Going to auctions and tracking sale prices is a sure-fire way to gain an insight into a market. Buying price studies of suburbs from data companies is another.
You should also be aware there are mixed views on the growth outlook for inner-urban areas. Some say the inner-city boom has come and gone.
Swinburne University's head of housing studies, Dr Terry Burke, says that even in boom times, it's possible to make losses in the inner city.
''We recently completed research on the Melbourne market in the past 15 years,'' Dr Burke says.
''It was a period of continued price increases, where you would think hardly anybody would make losses, but we still found 8 per cent to 10 per cent of properties were sold at a loss in that period. Most of those were in the inner city.''
The chairwoman of Property Investment Professionals of Australia, Margaret Lomas, also thinks buyers need to shake off the attitude that the inner city is best.
''People have been following like sheep for too long,'' she says. ''The whole premise that properties within 10 kilometres of the CBD are blue chip and grow better than others has been totally smashed in the past 12 months."
"The empirical evidence shows that over the past 15 years, they have actually been the most lacklustre performers.''
Ms Lomas argues that outlying suburbs such as Melton, Werribee and Frankston now offer better yields than the inner city.

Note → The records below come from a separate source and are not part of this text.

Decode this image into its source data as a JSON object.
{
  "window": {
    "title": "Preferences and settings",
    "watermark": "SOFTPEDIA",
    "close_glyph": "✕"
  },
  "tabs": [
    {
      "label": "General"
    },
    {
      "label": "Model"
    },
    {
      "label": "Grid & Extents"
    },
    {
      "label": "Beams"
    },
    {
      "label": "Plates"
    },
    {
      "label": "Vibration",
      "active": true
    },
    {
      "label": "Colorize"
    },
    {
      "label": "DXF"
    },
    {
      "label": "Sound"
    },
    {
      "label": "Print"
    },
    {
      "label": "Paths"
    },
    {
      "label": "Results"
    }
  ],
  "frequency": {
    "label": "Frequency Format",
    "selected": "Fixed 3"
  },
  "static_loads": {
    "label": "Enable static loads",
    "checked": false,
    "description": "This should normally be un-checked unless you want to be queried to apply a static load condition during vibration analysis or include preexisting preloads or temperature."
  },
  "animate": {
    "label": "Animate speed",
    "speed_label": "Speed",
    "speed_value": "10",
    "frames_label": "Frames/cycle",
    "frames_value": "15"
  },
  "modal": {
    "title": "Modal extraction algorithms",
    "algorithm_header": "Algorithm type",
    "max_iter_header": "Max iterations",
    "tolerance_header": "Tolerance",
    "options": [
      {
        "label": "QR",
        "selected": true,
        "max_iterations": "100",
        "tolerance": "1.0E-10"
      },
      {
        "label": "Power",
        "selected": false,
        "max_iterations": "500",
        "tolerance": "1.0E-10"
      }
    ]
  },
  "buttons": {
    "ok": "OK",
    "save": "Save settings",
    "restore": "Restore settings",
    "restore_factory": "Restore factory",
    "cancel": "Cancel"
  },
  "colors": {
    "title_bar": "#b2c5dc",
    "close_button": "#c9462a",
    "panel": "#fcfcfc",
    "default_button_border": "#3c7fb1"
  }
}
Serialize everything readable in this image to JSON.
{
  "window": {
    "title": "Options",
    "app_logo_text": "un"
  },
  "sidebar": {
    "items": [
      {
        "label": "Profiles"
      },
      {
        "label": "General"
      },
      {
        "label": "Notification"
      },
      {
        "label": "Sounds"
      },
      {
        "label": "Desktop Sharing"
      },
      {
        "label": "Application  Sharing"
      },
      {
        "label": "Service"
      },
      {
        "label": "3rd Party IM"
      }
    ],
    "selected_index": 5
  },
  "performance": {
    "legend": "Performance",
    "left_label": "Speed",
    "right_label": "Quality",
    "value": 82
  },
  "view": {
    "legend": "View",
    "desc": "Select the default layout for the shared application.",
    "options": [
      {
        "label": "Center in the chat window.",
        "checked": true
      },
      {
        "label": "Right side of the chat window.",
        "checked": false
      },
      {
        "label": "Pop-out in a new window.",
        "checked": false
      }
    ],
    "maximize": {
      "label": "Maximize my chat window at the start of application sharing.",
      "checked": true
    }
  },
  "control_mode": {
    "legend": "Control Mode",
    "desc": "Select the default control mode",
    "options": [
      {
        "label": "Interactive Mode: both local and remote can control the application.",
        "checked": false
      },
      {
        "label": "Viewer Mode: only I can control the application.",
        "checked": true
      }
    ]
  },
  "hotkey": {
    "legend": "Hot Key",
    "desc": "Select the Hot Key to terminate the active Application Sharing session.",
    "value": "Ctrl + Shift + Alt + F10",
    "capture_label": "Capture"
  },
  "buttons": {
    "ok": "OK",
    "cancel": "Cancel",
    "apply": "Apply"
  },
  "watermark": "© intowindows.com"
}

''The trouble with city properties is they have already grown, they've already had big booms. Sure, they will grow a bit more but they won't have a great amount of growth.''
Source: The Age Domain